These gentleman at Ellsworth AFB are configuring the umbilical receptacle on these GBU-38's in preparation to be loaded on B-1 Lancers. The receptacles are configured differently per air frame so check your references.

Eduard also included two different sets of nose plugs. The set on the left is the standard sort of ogive nose plug used primarily by the USAF while the set on the right is the MXU-735 solid nose plug favored by the Navy.

If nose plugs are not your thing, the kit also provides two versions of the DSU-33 - one for the USAF (left) and one for the US Navy (right).


Several things stand out to me after taking a look at Eduard's new bombs. First, they are nicely detailed and feature all the characteristics I would expect to see on a scale GBU-38. Nothing important is missing.
Second, I appreciate the options which give builders the ability to create several different versions of the weapon though I am still a little confused over the decision to cater to the B-2 when that is a subject yet to be seen in 1/48.
I also have to wonder at why Eduard decided to include a Navy option for this set considering it is not thermally protected. The US Navy ensures its shipboard weapons have an ablative coat to protect them should a fire break out aboard ship. If Eduard already released a thermally protected version of the GBU-38, why include the Navy option here? Granted, some ablative coats appear more textured than others, so perhaps they were giving modelers the option of a less pronounced feature.

These GBU-38's have an obvious thermally protective coat, giving the bomb a wrinkled look, while the photo below, the finish is much smoother.
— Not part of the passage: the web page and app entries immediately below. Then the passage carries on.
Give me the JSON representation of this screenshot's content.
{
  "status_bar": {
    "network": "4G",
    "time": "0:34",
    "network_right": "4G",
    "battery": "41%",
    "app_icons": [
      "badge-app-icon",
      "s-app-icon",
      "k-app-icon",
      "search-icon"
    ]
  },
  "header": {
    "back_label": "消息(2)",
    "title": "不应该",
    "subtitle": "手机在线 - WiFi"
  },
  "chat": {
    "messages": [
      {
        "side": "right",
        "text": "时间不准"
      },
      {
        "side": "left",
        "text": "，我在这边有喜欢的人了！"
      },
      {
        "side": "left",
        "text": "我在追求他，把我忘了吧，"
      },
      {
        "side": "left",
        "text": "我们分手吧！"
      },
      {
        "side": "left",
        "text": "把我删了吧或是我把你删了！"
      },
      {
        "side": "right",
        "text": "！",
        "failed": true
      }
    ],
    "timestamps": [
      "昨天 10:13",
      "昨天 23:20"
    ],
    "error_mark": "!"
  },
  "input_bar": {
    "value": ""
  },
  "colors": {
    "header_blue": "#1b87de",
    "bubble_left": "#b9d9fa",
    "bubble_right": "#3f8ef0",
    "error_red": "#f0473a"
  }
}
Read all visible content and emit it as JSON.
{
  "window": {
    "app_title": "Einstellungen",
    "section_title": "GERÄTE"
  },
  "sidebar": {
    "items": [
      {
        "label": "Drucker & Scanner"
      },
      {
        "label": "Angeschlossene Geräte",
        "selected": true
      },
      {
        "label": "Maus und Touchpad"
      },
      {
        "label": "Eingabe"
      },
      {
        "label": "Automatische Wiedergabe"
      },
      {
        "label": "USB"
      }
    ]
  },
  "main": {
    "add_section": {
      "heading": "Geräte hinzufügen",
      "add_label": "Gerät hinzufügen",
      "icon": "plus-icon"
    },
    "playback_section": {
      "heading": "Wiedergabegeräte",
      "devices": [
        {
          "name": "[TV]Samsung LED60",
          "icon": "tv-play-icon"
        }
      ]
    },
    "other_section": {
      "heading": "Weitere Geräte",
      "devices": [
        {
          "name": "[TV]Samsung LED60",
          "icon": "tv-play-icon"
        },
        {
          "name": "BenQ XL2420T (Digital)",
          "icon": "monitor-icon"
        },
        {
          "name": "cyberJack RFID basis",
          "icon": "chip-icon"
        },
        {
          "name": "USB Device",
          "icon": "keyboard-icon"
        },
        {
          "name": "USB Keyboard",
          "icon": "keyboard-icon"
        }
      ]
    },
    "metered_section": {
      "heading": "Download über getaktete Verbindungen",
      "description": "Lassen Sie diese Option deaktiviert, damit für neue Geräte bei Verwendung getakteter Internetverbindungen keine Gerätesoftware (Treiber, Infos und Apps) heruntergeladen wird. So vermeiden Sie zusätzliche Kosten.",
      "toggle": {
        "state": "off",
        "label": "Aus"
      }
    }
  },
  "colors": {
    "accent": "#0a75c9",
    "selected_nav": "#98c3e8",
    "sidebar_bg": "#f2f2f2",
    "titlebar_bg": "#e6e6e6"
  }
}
Whatever the case, the set of bombs looks brilliant and I can't wait to build them. Be sure to watch this space for the upcoming build review. I will also be doing a reference guide to the GBU-38 in the near future as well. 
Thanks for reading and thanks to Eduard for allowing me to review their product.